How to Save Money in Your 50s

At this stage in your life, you need to begin preserving your capital in preparation for retirement. Majority of investments will be in low-risk, fixed income investments. You may still invest in higher-risk assets but lessen it to just 20% to 40%, depending on your risk appetite and what you can afford to lose. With only a decade left before retirement, it is ideal to have established several passive income streams such as interest income and rental revenues.

How to Save Money in Your 60s

You have prepared for your retirement and can now live on interest, and other passive income sources.

It is important to remember that these investment stages merely serve as a general guideline for how to save money. They should not put added pressure on your shoulders. Income, investment losses, and certain life events may affect how much you earn and save in various stages of your life, and that is okay. “Save early to develop the discipline, but also remember to enjoy life,” reminds Oleta.

Case Study: Tara’s Investment Journey

Tara, not her real name, started investing in her mid-20s. Working in a government housing agency, her initial investment was in properties, particularly low-cost government housing projects. Gradually, she also learned about other investment options from her bank, and began investing in bonds and other fixed income instruments.

“Being a family breadwinner, and then later on, a single mother with three kids, I was very diligent about saving,” Tara recalls. “I took advantage of investment opportunities in my work and always spoke with my bank about other investments aside from the regular savings account.”

She considered herself a conservative investor and generally avoided riskier investments. “My greatest fear then was if someone got sick or if there was a major emergency and I didn’t have enough cash on hand. So I made sure I was liquid, and had a separate emergency fund,” she shares.

Today at 75 years old, with three grown children, Tara says she is generally satisfied with her investment decisions. Her real estate investments eventually expanded to include more prime properties, whose values have doubled and tripled, and are now generating rental income. “Always invest on land (instead of condos), because that appreciates,” she advises.

Is there anything Tara would have done differently? “Maybe make more real estate investments in good locations,” shares Tara. “I also regret not being able to diligently watch all my investments and not having more time to study (personal finance).”

Tara recalls the worst investment she made was in a popular education plan. The fund eventually went bankrupt and closed in the 90s, with her, and thousands of others, unable to recover their investment.
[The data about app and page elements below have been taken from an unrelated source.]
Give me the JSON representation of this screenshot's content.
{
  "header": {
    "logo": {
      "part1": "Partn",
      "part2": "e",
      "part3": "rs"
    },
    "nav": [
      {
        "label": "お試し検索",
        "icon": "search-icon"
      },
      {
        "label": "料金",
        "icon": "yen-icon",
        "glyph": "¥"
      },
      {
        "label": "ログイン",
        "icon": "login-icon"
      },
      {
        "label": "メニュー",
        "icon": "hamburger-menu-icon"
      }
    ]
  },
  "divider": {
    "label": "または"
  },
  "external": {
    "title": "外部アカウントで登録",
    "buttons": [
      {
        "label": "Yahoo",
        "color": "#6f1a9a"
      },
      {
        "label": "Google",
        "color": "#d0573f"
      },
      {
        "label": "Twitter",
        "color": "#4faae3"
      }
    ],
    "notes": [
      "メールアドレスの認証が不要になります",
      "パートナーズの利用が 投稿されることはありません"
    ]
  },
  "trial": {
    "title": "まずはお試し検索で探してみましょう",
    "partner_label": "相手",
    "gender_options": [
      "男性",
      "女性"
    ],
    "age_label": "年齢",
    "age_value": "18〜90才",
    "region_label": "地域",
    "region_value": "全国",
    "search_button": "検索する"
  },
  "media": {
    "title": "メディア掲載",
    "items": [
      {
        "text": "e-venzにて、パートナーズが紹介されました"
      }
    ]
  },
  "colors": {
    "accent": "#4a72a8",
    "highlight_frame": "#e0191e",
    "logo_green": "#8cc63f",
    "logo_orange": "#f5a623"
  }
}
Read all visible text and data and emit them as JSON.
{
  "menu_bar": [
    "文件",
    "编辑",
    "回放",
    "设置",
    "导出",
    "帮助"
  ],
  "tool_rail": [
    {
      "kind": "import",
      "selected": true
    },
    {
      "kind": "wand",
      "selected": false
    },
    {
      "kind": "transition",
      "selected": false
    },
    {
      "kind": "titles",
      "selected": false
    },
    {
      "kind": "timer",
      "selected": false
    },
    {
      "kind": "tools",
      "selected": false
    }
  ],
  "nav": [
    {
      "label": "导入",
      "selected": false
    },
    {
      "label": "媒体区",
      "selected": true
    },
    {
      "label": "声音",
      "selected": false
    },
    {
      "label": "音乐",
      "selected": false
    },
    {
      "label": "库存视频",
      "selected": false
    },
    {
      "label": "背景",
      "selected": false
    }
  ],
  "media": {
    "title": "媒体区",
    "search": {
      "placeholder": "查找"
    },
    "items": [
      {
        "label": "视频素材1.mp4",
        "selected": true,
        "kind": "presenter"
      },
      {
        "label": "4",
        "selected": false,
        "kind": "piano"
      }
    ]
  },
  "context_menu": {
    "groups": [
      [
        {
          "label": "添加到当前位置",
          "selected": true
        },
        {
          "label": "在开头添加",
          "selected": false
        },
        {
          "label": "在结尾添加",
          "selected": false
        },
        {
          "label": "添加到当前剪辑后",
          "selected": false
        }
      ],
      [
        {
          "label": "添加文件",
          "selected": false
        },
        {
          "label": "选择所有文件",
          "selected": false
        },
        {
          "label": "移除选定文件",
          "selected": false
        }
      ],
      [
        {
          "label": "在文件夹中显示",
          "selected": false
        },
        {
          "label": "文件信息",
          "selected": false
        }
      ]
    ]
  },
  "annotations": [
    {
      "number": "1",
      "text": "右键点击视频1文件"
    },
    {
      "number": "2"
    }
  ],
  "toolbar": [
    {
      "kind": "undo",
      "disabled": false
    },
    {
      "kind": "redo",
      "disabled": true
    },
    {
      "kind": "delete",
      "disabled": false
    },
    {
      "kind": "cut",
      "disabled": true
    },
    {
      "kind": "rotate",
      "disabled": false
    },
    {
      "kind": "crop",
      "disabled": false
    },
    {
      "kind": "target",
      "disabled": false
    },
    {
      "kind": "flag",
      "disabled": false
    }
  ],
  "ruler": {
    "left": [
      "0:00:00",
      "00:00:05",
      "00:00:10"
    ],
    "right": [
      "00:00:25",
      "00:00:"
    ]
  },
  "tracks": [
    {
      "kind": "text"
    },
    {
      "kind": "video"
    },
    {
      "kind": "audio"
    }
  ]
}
Learning from that experience, she warns that you have to be discriminating with who you invest with. These days, scams are rampant and many investment companies just suddenly close and disappear. “You have to do your research and know the company’s background. Be meticulous,” she cautions.